- **What you should do**
Search the records for the string "company", and show each line where it appears.

Records Block Start

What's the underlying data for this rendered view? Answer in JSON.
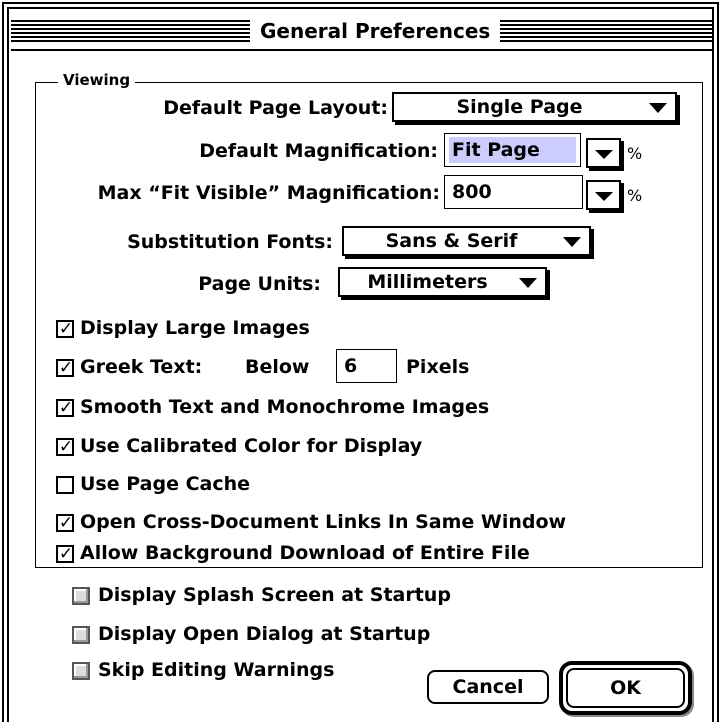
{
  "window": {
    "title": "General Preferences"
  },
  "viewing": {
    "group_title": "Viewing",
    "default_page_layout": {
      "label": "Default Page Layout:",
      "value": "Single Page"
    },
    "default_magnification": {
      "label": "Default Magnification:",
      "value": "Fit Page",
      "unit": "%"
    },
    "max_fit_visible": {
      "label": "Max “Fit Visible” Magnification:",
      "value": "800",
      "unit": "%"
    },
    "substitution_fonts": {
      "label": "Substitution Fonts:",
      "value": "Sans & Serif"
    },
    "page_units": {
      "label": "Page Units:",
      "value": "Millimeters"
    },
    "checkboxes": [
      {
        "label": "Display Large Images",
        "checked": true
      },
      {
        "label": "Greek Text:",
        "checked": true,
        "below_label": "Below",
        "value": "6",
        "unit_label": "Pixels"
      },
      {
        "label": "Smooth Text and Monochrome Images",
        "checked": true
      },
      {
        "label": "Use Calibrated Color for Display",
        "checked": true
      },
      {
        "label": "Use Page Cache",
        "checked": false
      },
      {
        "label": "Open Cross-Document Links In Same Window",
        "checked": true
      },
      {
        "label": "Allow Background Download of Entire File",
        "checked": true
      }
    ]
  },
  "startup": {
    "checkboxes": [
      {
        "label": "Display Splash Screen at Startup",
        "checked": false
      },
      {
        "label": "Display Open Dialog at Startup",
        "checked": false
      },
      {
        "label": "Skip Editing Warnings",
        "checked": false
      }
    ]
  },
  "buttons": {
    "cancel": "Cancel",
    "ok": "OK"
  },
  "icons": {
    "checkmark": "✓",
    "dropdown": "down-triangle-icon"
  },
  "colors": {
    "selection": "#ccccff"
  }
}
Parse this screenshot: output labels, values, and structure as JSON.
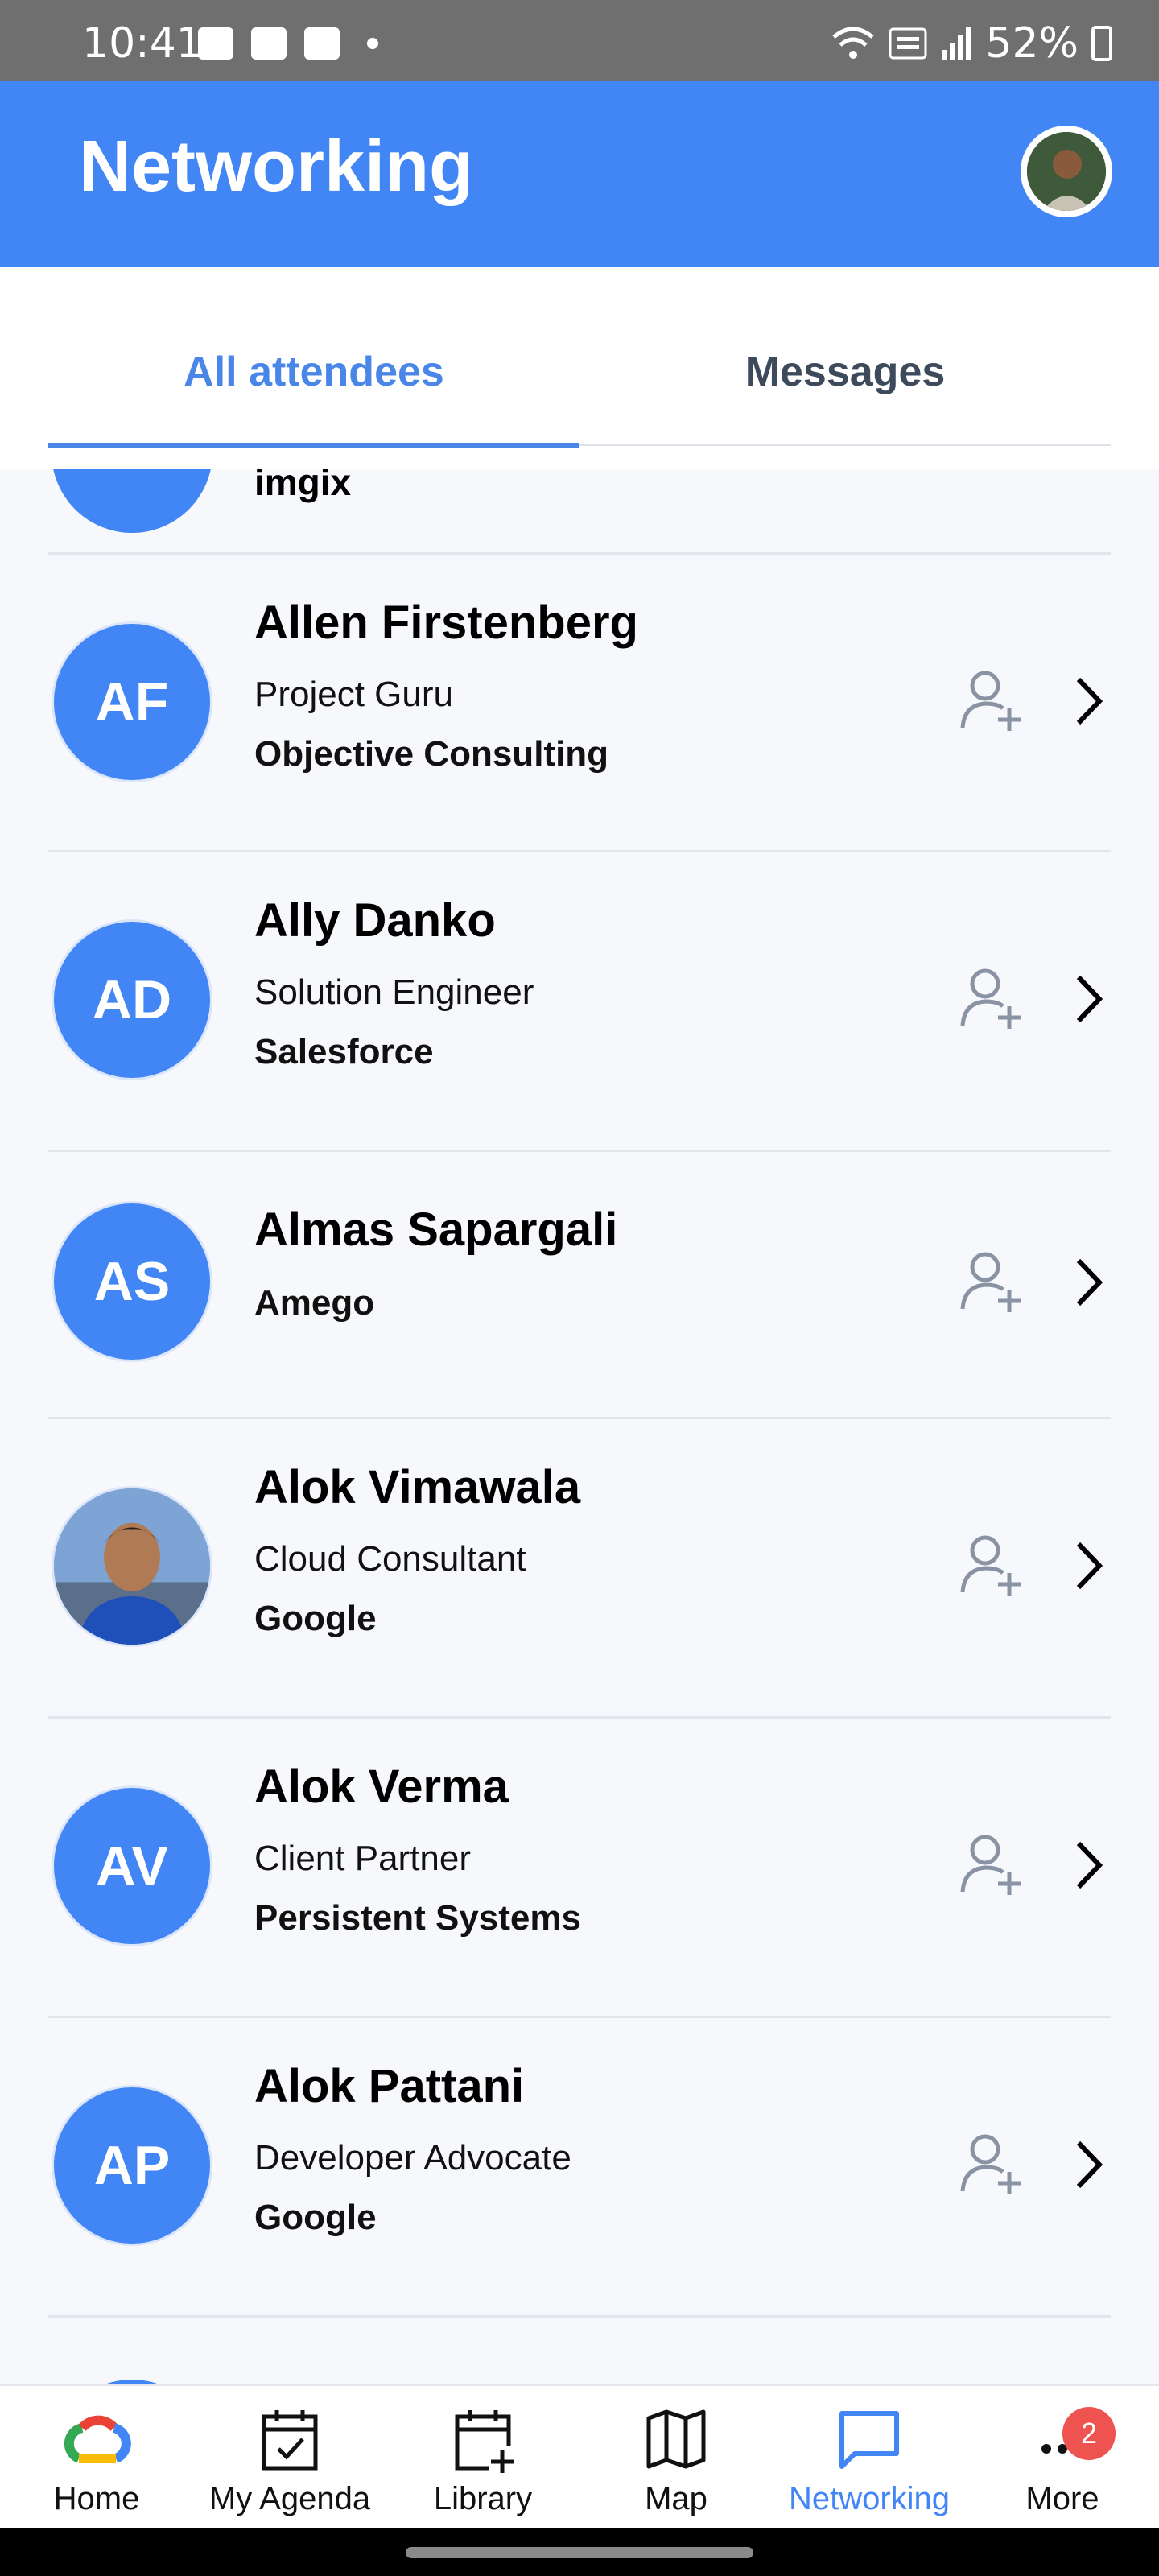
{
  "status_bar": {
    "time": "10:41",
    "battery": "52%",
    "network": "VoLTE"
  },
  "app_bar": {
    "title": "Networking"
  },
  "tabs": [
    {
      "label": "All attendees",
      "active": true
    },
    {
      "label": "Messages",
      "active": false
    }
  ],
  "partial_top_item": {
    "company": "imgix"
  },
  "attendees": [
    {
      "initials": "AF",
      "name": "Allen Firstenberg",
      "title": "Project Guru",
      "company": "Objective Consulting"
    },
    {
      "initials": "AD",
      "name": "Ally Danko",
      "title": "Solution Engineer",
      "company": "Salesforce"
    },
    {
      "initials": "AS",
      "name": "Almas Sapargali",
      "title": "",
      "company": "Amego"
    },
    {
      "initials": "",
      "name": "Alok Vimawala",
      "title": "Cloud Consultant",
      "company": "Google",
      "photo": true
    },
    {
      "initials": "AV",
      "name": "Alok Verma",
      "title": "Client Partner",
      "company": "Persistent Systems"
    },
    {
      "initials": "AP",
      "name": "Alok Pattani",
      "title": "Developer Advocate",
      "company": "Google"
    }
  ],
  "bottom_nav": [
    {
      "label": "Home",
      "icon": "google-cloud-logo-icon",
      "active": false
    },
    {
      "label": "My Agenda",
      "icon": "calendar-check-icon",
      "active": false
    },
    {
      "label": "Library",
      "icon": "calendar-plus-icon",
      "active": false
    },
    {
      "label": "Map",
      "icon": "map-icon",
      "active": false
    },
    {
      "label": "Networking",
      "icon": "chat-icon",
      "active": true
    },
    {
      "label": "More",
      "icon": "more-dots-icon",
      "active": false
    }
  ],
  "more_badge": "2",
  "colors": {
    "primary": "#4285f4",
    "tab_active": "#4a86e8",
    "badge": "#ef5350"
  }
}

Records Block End
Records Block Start

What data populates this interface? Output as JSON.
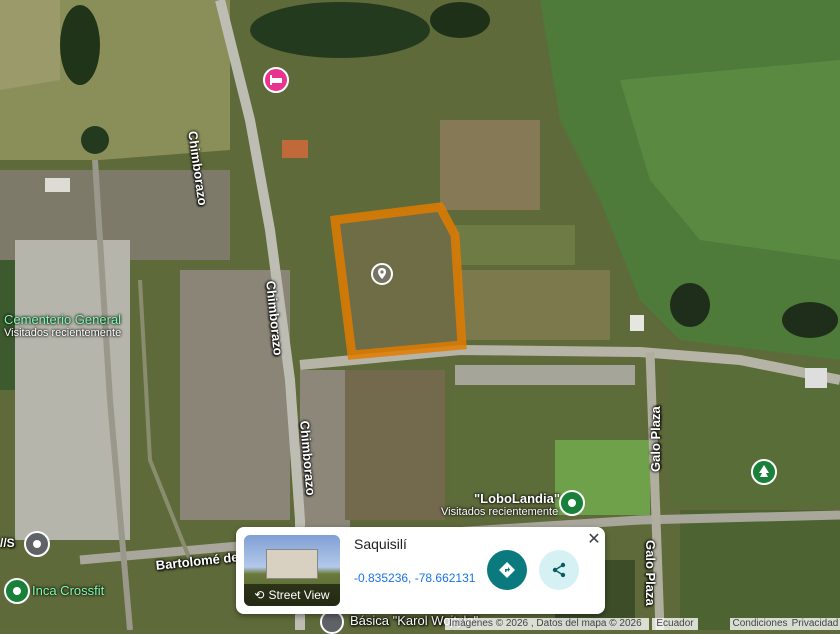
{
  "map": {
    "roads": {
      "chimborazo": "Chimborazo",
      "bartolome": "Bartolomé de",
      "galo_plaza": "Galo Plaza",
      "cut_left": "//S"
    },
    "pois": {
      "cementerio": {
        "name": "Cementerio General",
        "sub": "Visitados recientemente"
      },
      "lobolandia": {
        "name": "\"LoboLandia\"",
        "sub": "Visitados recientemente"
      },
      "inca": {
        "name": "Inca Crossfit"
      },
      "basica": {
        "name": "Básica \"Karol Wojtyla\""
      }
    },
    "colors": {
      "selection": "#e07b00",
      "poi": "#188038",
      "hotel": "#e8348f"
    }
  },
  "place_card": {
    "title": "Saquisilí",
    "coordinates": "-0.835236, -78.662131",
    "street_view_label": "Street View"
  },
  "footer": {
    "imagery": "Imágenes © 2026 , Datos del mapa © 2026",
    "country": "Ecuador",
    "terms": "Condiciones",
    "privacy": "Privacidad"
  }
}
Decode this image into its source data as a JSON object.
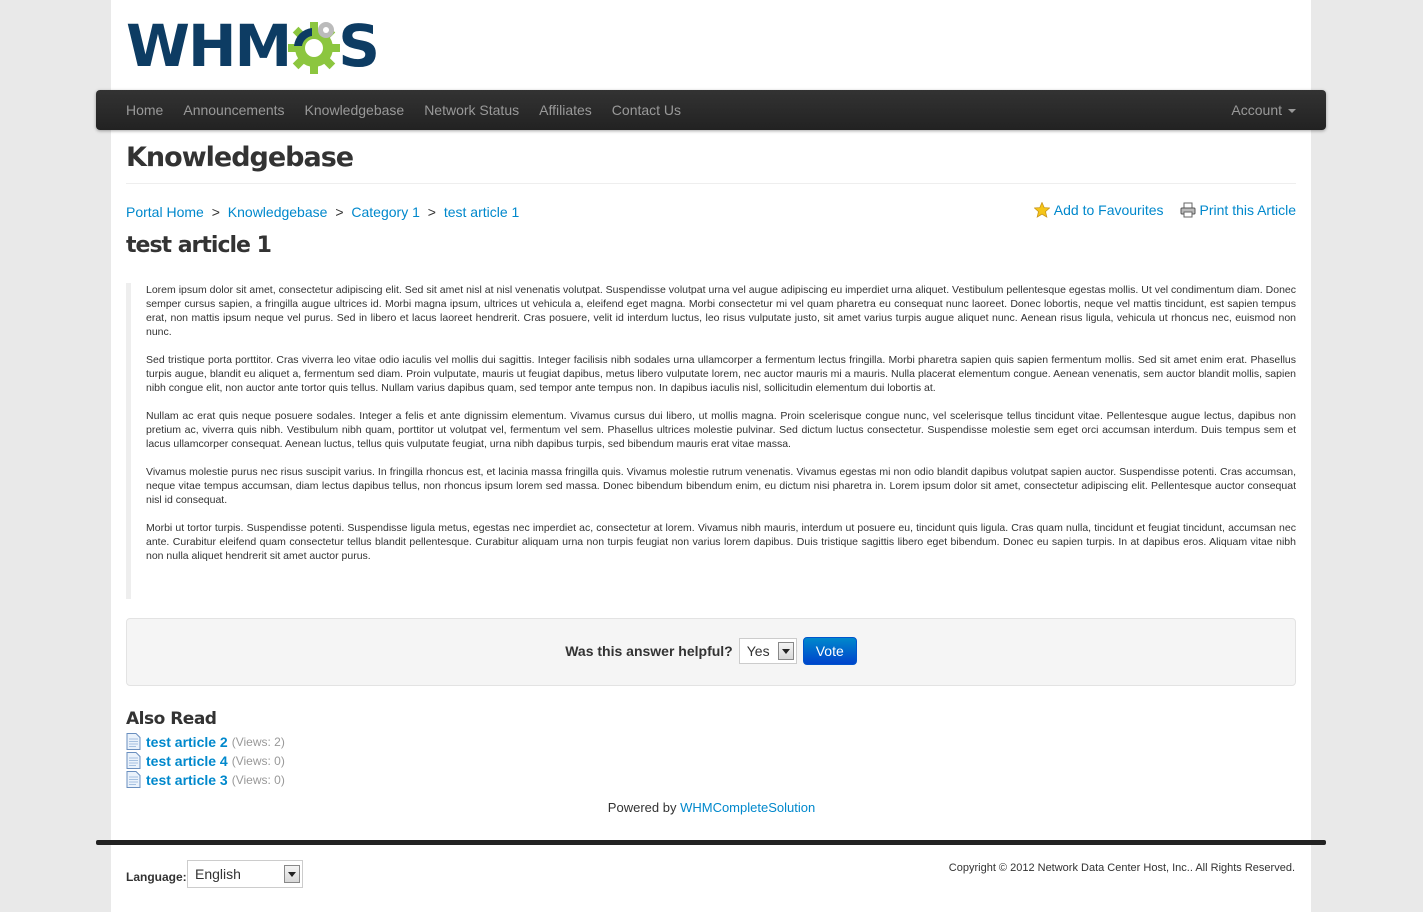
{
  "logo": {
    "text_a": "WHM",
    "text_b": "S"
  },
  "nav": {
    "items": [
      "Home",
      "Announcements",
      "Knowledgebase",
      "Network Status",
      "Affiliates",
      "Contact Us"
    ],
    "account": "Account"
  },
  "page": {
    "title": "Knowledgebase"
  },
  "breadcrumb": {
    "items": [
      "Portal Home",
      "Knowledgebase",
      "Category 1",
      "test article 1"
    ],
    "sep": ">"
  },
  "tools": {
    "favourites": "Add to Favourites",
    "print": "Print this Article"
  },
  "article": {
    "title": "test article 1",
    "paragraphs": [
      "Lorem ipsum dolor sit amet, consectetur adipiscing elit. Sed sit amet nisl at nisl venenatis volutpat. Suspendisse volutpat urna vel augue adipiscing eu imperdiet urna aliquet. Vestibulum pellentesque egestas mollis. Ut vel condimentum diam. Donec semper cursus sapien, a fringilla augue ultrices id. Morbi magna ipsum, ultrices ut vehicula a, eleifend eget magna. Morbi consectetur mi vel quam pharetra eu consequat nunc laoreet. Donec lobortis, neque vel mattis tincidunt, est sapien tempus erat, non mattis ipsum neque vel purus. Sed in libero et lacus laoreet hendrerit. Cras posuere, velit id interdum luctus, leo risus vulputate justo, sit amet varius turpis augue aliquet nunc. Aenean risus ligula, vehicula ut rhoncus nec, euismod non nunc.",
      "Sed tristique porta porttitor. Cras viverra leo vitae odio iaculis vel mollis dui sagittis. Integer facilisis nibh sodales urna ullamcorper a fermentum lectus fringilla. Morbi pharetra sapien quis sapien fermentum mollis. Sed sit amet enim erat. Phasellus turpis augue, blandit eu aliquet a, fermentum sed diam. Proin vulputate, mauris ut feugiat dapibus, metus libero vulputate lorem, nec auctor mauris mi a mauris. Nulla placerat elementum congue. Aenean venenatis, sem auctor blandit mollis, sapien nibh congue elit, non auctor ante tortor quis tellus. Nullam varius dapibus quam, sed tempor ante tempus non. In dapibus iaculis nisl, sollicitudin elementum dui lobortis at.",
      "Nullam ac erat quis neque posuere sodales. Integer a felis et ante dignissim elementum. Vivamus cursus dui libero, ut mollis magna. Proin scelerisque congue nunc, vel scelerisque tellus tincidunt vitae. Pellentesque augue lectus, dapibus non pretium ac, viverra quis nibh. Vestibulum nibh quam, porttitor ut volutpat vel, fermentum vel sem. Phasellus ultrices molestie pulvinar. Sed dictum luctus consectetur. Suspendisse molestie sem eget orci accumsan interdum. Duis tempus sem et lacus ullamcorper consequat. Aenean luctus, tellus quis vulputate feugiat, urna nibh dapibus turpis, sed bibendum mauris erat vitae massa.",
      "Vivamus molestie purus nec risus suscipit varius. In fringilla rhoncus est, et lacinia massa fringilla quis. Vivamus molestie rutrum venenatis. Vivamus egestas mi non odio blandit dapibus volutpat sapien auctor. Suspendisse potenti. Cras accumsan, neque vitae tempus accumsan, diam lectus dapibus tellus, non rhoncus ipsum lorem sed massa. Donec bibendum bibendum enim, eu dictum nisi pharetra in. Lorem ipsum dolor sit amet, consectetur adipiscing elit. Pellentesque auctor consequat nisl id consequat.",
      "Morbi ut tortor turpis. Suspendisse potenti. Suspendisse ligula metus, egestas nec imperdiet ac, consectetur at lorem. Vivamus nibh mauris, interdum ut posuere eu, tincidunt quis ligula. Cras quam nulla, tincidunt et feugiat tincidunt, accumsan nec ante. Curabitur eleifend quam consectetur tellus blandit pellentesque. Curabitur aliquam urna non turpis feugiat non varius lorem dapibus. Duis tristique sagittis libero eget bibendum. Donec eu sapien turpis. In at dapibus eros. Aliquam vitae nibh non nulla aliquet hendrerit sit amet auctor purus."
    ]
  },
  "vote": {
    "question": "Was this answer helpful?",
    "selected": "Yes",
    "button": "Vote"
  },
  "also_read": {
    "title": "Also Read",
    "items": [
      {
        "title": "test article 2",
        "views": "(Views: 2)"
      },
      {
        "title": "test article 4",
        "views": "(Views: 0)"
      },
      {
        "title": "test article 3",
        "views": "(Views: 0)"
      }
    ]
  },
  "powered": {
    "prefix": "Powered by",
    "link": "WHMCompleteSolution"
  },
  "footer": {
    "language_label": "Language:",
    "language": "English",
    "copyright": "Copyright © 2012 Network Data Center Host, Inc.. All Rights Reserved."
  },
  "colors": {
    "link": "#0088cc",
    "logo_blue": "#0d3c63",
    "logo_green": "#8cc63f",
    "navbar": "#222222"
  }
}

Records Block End
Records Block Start

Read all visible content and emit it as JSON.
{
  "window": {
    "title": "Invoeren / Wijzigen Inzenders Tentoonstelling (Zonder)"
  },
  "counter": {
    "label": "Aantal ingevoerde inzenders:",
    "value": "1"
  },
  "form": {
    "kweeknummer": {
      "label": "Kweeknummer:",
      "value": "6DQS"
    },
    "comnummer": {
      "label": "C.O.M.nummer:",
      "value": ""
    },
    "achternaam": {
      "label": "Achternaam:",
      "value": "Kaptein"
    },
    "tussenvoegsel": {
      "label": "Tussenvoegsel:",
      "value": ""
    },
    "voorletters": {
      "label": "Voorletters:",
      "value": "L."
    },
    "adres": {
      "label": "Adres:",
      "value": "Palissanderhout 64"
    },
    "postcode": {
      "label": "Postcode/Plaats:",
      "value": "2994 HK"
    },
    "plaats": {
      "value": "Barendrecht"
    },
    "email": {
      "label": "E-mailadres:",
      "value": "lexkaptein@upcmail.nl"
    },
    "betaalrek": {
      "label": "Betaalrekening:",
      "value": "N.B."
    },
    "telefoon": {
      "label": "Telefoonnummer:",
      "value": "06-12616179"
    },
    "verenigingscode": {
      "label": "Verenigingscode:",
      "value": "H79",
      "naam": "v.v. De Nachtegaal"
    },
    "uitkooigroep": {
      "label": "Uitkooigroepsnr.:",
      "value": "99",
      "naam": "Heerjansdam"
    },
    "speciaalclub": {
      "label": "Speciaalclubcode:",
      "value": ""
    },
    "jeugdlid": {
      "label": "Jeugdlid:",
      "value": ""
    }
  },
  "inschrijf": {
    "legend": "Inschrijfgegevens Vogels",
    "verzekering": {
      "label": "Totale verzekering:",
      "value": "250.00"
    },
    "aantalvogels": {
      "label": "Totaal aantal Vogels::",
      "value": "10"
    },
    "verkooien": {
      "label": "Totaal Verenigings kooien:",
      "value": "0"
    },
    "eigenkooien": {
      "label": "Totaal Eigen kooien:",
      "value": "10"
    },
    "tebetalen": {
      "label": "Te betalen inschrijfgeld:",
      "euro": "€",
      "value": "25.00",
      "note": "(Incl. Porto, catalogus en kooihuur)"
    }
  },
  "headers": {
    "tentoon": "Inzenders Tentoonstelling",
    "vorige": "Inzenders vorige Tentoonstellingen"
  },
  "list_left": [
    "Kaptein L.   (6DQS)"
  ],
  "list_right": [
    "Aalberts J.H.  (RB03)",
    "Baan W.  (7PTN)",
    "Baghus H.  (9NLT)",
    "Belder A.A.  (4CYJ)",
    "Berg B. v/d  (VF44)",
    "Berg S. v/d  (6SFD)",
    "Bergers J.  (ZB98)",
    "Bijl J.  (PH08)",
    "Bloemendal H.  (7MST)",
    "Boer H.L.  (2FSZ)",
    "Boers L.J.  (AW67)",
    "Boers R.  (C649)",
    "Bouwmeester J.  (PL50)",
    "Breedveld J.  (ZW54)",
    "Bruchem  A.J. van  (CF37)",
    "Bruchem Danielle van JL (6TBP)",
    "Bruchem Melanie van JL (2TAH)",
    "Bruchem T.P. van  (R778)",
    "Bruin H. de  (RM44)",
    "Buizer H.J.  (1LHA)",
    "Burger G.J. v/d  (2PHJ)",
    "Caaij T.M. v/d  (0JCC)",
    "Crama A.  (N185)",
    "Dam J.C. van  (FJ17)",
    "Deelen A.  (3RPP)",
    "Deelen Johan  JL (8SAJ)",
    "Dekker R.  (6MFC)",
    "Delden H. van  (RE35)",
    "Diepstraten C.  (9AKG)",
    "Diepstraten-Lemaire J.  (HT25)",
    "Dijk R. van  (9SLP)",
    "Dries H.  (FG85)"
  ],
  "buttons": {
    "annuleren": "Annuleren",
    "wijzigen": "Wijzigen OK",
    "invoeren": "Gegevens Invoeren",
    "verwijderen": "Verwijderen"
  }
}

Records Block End

- **Written response**
    "company": "imgix"
      "company": "Objective Consulting"
      "company": "Salesforce"
      "company": "Amego"
      "company": "Google",
      "company": "Persistent Systems"
      "company": "Google"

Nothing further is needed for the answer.